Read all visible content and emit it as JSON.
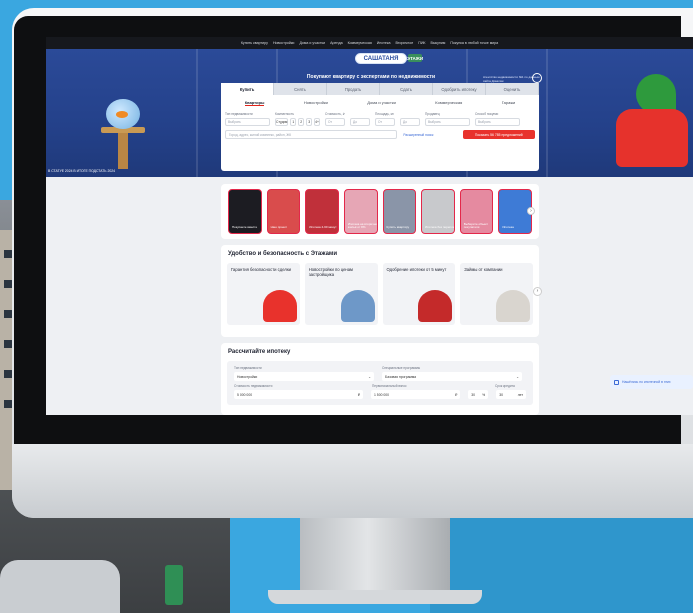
{
  "topnav": {
    "items": [
      "Купить квартиру",
      "Новостройки",
      "Дома и участки",
      "Аренда",
      "Коммерческая",
      "Ипотека",
      "Вторичное",
      "ПИК",
      "Выкупим",
      "Покупка в любой точке мира"
    ]
  },
  "hero": {
    "logo": "САШАТАНЯ",
    "logo_badge": "ЭТАЖИ",
    "title": "Покупают квартиру с экспертами по недвижимости",
    "note": "Агентство недвижимости №1 по данным сайта Домклик",
    "caption": "В СТАТУЕ 2024 В ИТОГЕ ПОДСТАТЬ 2024"
  },
  "search": {
    "deal_tabs": [
      "Купить",
      "Снять",
      "Продать",
      "Сдать",
      "Одобрить ипотеку",
      "Оценить"
    ],
    "type_tabs": [
      "Квартиры",
      "Новостройки",
      "Дома и участки",
      "Коммерческая",
      "Гаражи"
    ],
    "filter_labels": [
      "Тип недвижимости",
      "Комнатность",
      "Стоимость, ₽",
      "Площадь, м²",
      "Продавец",
      "Способ покупки"
    ],
    "property_type_value": "Выбрать",
    "rooms": [
      "Студия",
      "1",
      "2",
      "3",
      "4+"
    ],
    "price_from": "От",
    "price_to": "До",
    "area_from": "От",
    "area_to": "До",
    "seller_value": "Выбрать",
    "purchase_value": "Выбрать",
    "address_placeholder": "Город, адрес, жилой комплекс, район, ЖК",
    "advanced_link": "Расширенный поиск",
    "show_button": "Показать 56 785 предложений"
  },
  "stories": [
    {
      "text": "Покупаете вместе",
      "color": "#1c1c22"
    },
    {
      "text": "Наш проект",
      "color": "#d94c4c"
    },
    {
      "text": "Ипотека 4-60 минут",
      "color": "#c0303a"
    },
    {
      "text": "Ипотека на вторичное жильё от 8%",
      "color": "#e6a6b5"
    },
    {
      "text": "Купить квартиру",
      "color": "#8a95a8"
    },
    {
      "text": "Ипотека без переплат",
      "color": "#c8c9cc"
    },
    {
      "text": "Выберите объект покупателя",
      "color": "#e58aa0"
    },
    {
      "text": "Ипотека",
      "color": "#3e7bd6"
    }
  ],
  "features": {
    "title": "Удобство и безопасность с Этажами",
    "cards": [
      {
        "label": "Гарантия безопасности сделки",
        "color": "#e8322c"
      },
      {
        "label": "Новостройки по ценам застройщика",
        "color": "#6e98c8"
      },
      {
        "label": "Одобрение ипотеки от 5 минут",
        "color": "#c42a2a"
      },
      {
        "label": "Займы от компании",
        "color": "#d9d5cf"
      }
    ]
  },
  "mortgage": {
    "title": "Рассчитайте ипотеку",
    "labels_row1": [
      "Тип недвижимости",
      "Специальные программы"
    ],
    "type_value": "Новостройки",
    "program_value": "Базовая программа",
    "labels_row2": [
      "Стоимость недвижимости",
      "Первоначальный взнос",
      "Срок кредита"
    ],
    "price_value": "5 000 000",
    "down_value": "1 500 000",
    "down_percent": "30",
    "term_value": "30",
    "currency": "₽",
    "percent_sign": "%",
    "years": "лет"
  },
  "side_chip": "Нашёлись по ипотечной в этих"
}
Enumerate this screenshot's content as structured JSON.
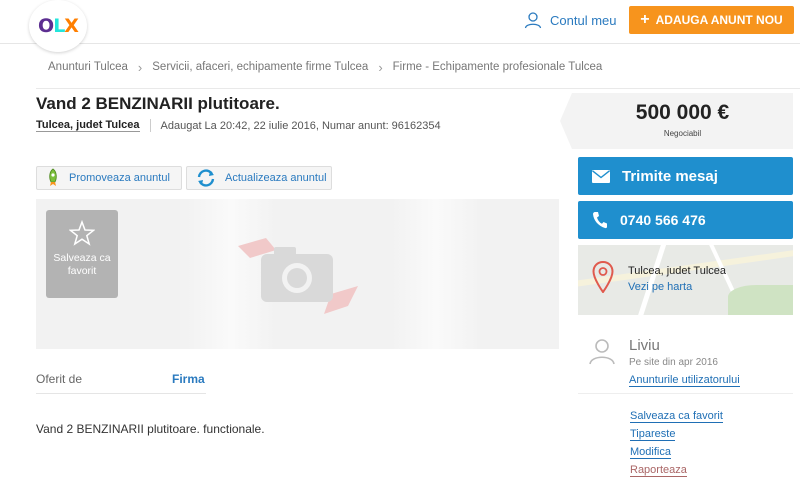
{
  "header": {
    "logo_o": "O",
    "logo_l": "L",
    "logo_x": "X",
    "account_label": "Contul meu",
    "add_button_label": "ADAUGA ANUNT NOU"
  },
  "breadcrumb": [
    "Anunturi Tulcea",
    "Servicii, afaceri, echipamente firme Tulcea",
    "Firme - Echipamente profesionale Tulcea"
  ],
  "ad": {
    "title": "Vand 2 BENZINARII plutitoare.",
    "location": "Tulcea, judet Tulcea",
    "added_info": "Adaugat La 20:42, 22 iulie 2016, Numar anunt: 96162354",
    "promote_label": "Promoveaza anuntul",
    "update_label": "Actualizeaza anuntul",
    "save_favorite_label": "Salveaza ca favorit",
    "offered_by_label": "Oferit de",
    "offered_by_value": "Firma",
    "description": "Vand 2 BENZINARII plutitoare. functionale."
  },
  "sidebar": {
    "price": "500 000 €",
    "negotiable": "Negociabil",
    "message_button": "Trimite mesaj",
    "phone_button": "0740 566 476",
    "map_location": "Tulcea, judet Tulcea",
    "map_link": "Vezi pe harta",
    "user_name": "Liviu",
    "user_since": "Pe site din apr 2016",
    "user_ads_link": "Anunturile utilizatorului",
    "links": [
      "Salveaza ca favorit",
      "Tipareste",
      "Modifica",
      "Raporteaza"
    ]
  },
  "colors": {
    "brand_orange": "#f7941d",
    "action_blue": "#1f8fce",
    "link_blue": "#2a7abf"
  }
}
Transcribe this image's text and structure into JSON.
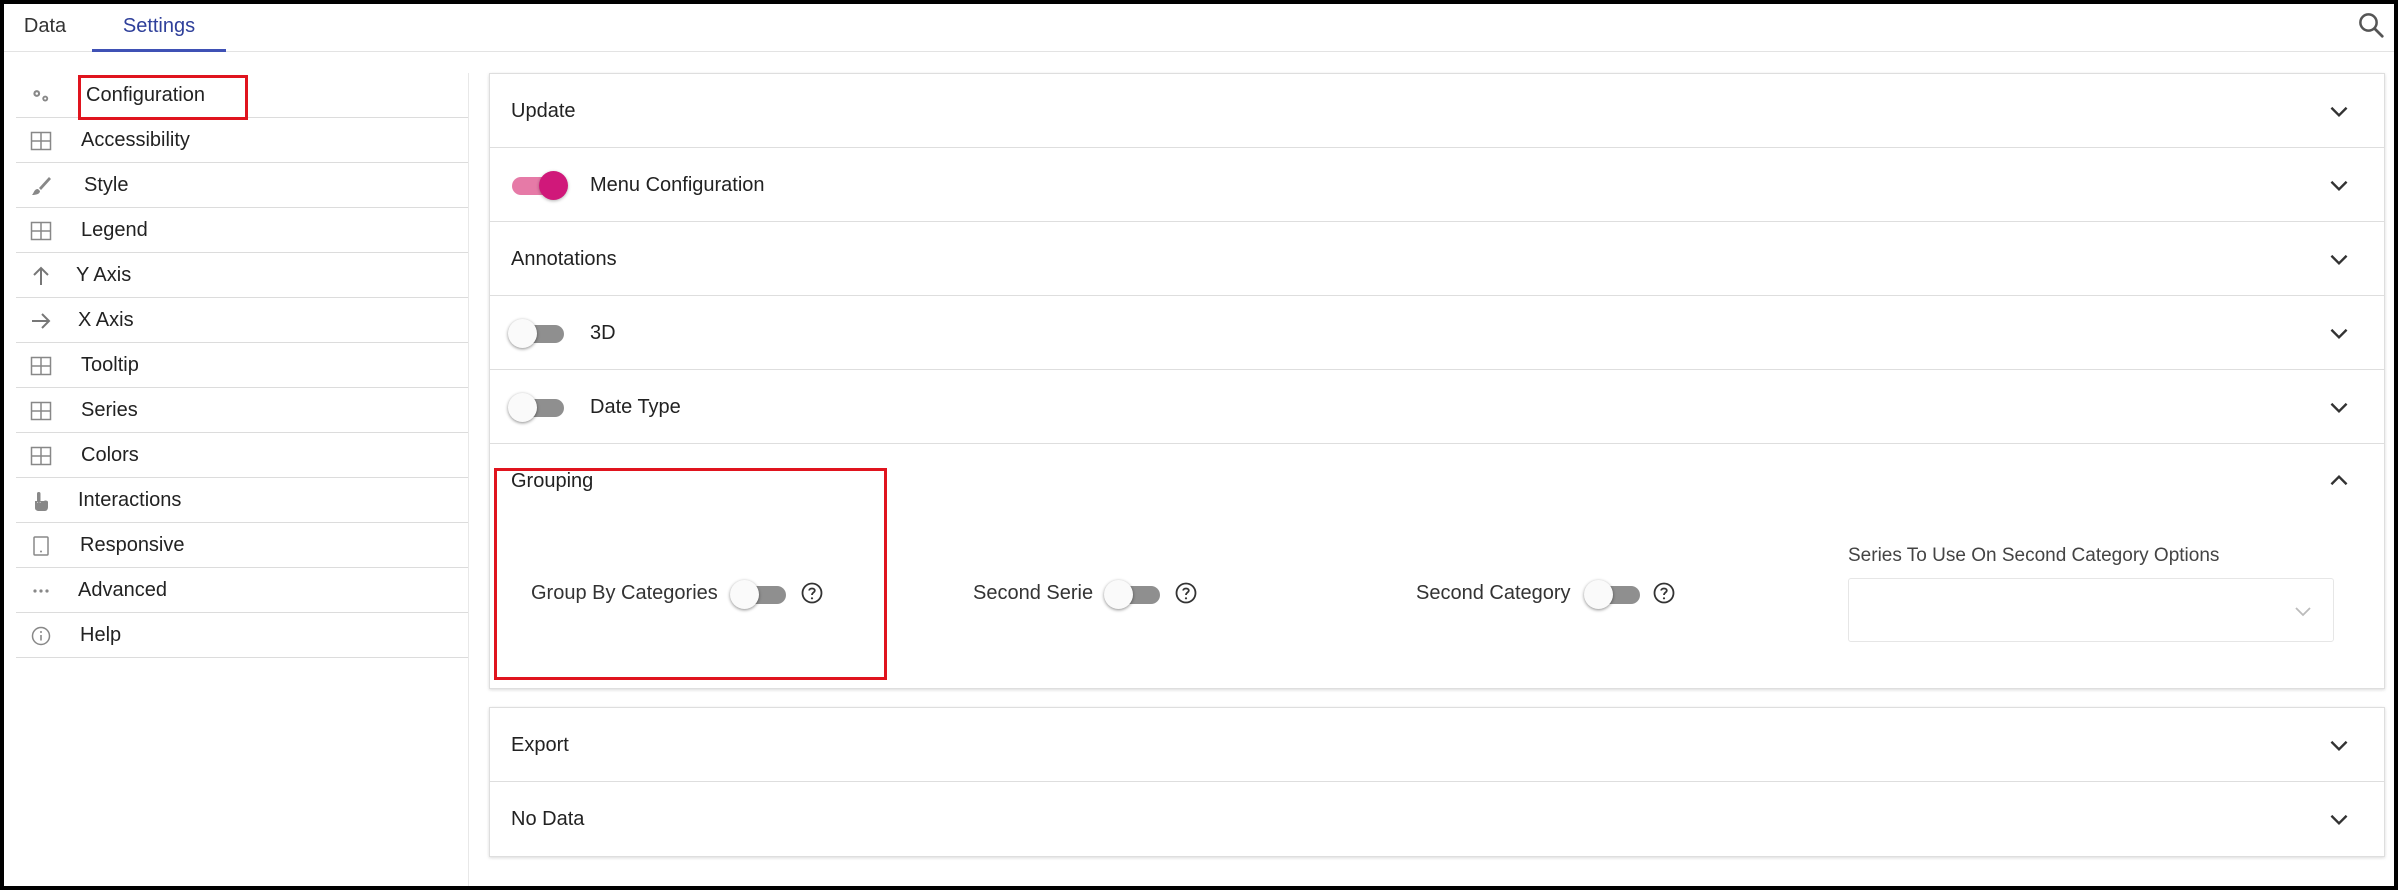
{
  "tabs": {
    "data": "Data",
    "settings": "Settings"
  },
  "sidebar": {
    "items": [
      {
        "label": "Configuration",
        "icon": "gears-icon"
      },
      {
        "label": "Accessibility",
        "icon": "grid-icon"
      },
      {
        "label": "Style",
        "icon": "brush-icon"
      },
      {
        "label": "Legend",
        "icon": "grid-icon"
      },
      {
        "label": "Y Axis",
        "icon": "arrow-up-icon"
      },
      {
        "label": "X Axis",
        "icon": "arrow-right-icon"
      },
      {
        "label": "Tooltip",
        "icon": "grid-icon"
      },
      {
        "label": "Series",
        "icon": "grid-icon"
      },
      {
        "label": "Colors",
        "icon": "grid-icon"
      },
      {
        "label": "Interactions",
        "icon": "hand-pointer-icon"
      },
      {
        "label": "Responsive",
        "icon": "tablet-icon"
      },
      {
        "label": "Advanced",
        "icon": "ellipsis-icon"
      },
      {
        "label": "Help",
        "icon": "info-icon"
      }
    ]
  },
  "panels": {
    "update": "Update",
    "menu_configuration": "Menu Configuration",
    "annotations": "Annotations",
    "three_d": "3D",
    "date_type": "Date Type",
    "grouping": {
      "title": "Grouping",
      "group_by_categories": "Group By Categories",
      "second_serie": "Second Serie",
      "second_category": "Second Category",
      "series_to_use_label": "Series To Use On Second Category Options",
      "series_to_use_value": ""
    },
    "export": "Export",
    "no_data": "No Data"
  },
  "toggles": {
    "menu_configuration": true,
    "three_d": false,
    "date_type": false,
    "group_by_categories": false,
    "second_serie": false,
    "second_category": false
  },
  "colors": {
    "accent": "#3f51b5",
    "toggle_on": "#d0187a",
    "highlight": "#e0141e"
  }
}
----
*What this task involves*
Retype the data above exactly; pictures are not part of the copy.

*Answer for the task*
Read all visible content and emit it as JSON.
{
  "topnav": {
    "items": [
      "Купить квартиру",
      "Новостройки",
      "Дома и участки",
      "Аренда",
      "Коммерческая",
      "Ипотека",
      "Вторичное",
      "ПИК",
      "Выкупим",
      "Покупка в любой точке мира"
    ]
  },
  "hero": {
    "logo": "САШАТАНЯ",
    "logo_badge": "ЭТАЖИ",
    "title": "Покупают квартиру с экспертами по недвижимости",
    "note": "Агентство недвижимости №1 по данным сайта Домклик",
    "caption": "В СТАТУЕ 2024 В ИТОГЕ ПОДСТАТЬ 2024"
  },
  "search": {
    "deal_tabs": [
      "Купить",
      "Снять",
      "Продать",
      "Сдать",
      "Одобрить ипотеку",
      "Оценить"
    ],
    "type_tabs": [
      "Квартиры",
      "Новостройки",
      "Дома и участки",
      "Коммерческая",
      "Гаражи"
    ],
    "filter_labels": [
      "Тип недвижимости",
      "Комнатность",
      "Стоимость, ₽",
      "Площадь, м²",
      "Продавец",
      "Способ покупки"
    ],
    "property_type_value": "Выбрать",
    "rooms": [
      "Студия",
      "1",
      "2",
      "3",
      "4+"
    ],
    "price_from": "От",
    "price_to": "До",
    "area_from": "От",
    "area_to": "До",
    "seller_value": "Выбрать",
    "purchase_value": "Выбрать",
    "address_placeholder": "Город, адрес, жилой комплекс, район, ЖК",
    "advanced_link": "Расширенный поиск",
    "show_button": "Показать 56 785 предложений"
  },
  "stories": [
    {
      "text": "Покупаете вместе",
      "color": "#1c1c22"
    },
    {
      "text": "Наш проект",
      "color": "#d94c4c"
    },
    {
      "text": "Ипотека 4-60 минут",
      "color": "#c0303a"
    },
    {
      "text": "Ипотека на вторичное жильё от 8%",
      "color": "#e6a6b5"
    },
    {
      "text": "Купить квартиру",
      "color": "#8a95a8"
    },
    {
      "text": "Ипотека без переплат",
      "color": "#c8c9cc"
    },
    {
      "text": "Выберите объект покупателя",
      "color": "#e58aa0"
    },
    {
      "text": "Ипотека",
      "color": "#3e7bd6"
    }
  ],
  "features": {
    "title": "Удобство и безопасность с Этажами",
    "cards": [
      {
        "label": "Гарантия безопасности сделки",
        "color": "#e8322c"
      },
      {
        "label": "Новостройки по ценам застройщика",
        "color": "#6e98c8"
      },
      {
        "label": "Одобрение ипотеки от 5 минут",
        "color": "#c42a2a"
      },
      {
        "label": "Займы от компании",
        "color": "#d9d5cf"
      }
    ]
  },
  "mortgage": {
    "title": "Рассчитайте ипотеку",
    "labels_row1": [
      "Тип недвижимости",
      "Специальные программы"
    ],
    "type_value": "Новостройки",
    "program_value": "Базовая программа",
    "labels_row2": [
      "Стоимость недвижимости",
      "Первоначальный взнос",
      "Срок кредита"
    ],
    "price_value": "5 000 000",
    "down_value": "1 500 000",
    "down_percent": "30",
    "term_value": "30",
    "currency": "₽",
    "percent_sign": "%",
    "years": "лет"
  },
  "side_chip": "Нашёлись по ипотечной в этих"
}
Enumerate this screenshot's content as structured JSON.
{
  "header": {
    "logo_o": "O",
    "logo_l": "L",
    "logo_x": "X",
    "account_label": "Contul meu",
    "add_button_label": "ADAUGA ANUNT NOU"
  },
  "breadcrumb": [
    "Anunturi Tulcea",
    "Servicii, afaceri, echipamente firme Tulcea",
    "Firme - Echipamente profesionale Tulcea"
  ],
  "ad": {
    "title": "Vand 2 BENZINARII plutitoare.",
    "location": "Tulcea, judet Tulcea",
    "added_info": "Adaugat La 20:42, 22 iulie 2016, Numar anunt: 96162354",
    "promote_label": "Promoveaza anuntul",
    "update_label": "Actualizeaza anuntul",
    "save_favorite_label": "Salveaza ca favorit",
    "offered_by_label": "Oferit de",
    "offered_by_value": "Firma",
    "description": "Vand 2 BENZINARII plutitoare. functionale."
  },
  "sidebar": {
    "price": "500 000 €",
    "negotiable": "Negociabil",
    "message_button": "Trimite mesaj",
    "phone_button": "0740 566 476",
    "map_location": "Tulcea, judet Tulcea",
    "map_link": "Vezi pe harta",
    "user_name": "Liviu",
    "user_since": "Pe site din apr 2016",
    "user_ads_link": "Anunturile utilizatorului",
    "links": [
      "Salveaza ca favorit",
      "Tipareste",
      "Modifica",
      "Raporteaza"
    ]
  },
  "colors": {
    "brand_orange": "#f7941d",
    "action_blue": "#1f8fce",
    "link_blue": "#2a7abf"
  }
}
Transcribe this image's text and structure into JSON.
{
  "tabs": {
    "data": "Data",
    "settings": "Settings"
  },
  "sidebar": {
    "items": [
      {
        "label": "Configuration",
        "icon": "gears-icon"
      },
      {
        "label": "Accessibility",
        "icon": "grid-icon"
      },
      {
        "label": "Style",
        "icon": "brush-icon"
      },
      {
        "label": "Legend",
        "icon": "grid-icon"
      },
      {
        "label": "Y Axis",
        "icon": "arrow-up-icon"
      },
      {
        "label": "X Axis",
        "icon": "arrow-right-icon"
      },
      {
        "label": "Tooltip",
        "icon": "grid-icon"
      },
      {
        "label": "Series",
        "icon": "grid-icon"
      },
      {
        "label": "Colors",
        "icon": "grid-icon"
      },
      {
        "label": "Interactions",
        "icon": "hand-pointer-icon"
      },
      {
        "label": "Responsive",
        "icon": "tablet-icon"
      },
      {
        "label": "Advanced",
        "icon": "ellipsis-icon"
      },
      {
        "label": "Help",
        "icon": "info-icon"
      }
    ]
  },
  "panels": {
    "update": "Update",
    "menu_configuration": "Menu Configuration",
    "annotations": "Annotations",
    "three_d": "3D",
    "date_type": "Date Type",
    "grouping": {
      "title": "Grouping",
      "group_by_categories": "Group By Categories",
      "second_serie": "Second Serie",
      "second_category": "Second Category",
      "series_to_use_label": "Series To Use On Second Category Options",
      "series_to_use_value": ""
    },
    "export": "Export",
    "no_data": "No Data"
  },
  "toggles": {
    "menu_configuration": true,
    "three_d": false,
    "date_type": false,
    "group_by_categories": false,
    "second_serie": false,
    "second_category": false
  },
  "colors": {
    "accent": "#3f51b5",
    "toggle_on": "#d0187a",
    "highlight": "#e0141e"
  }
}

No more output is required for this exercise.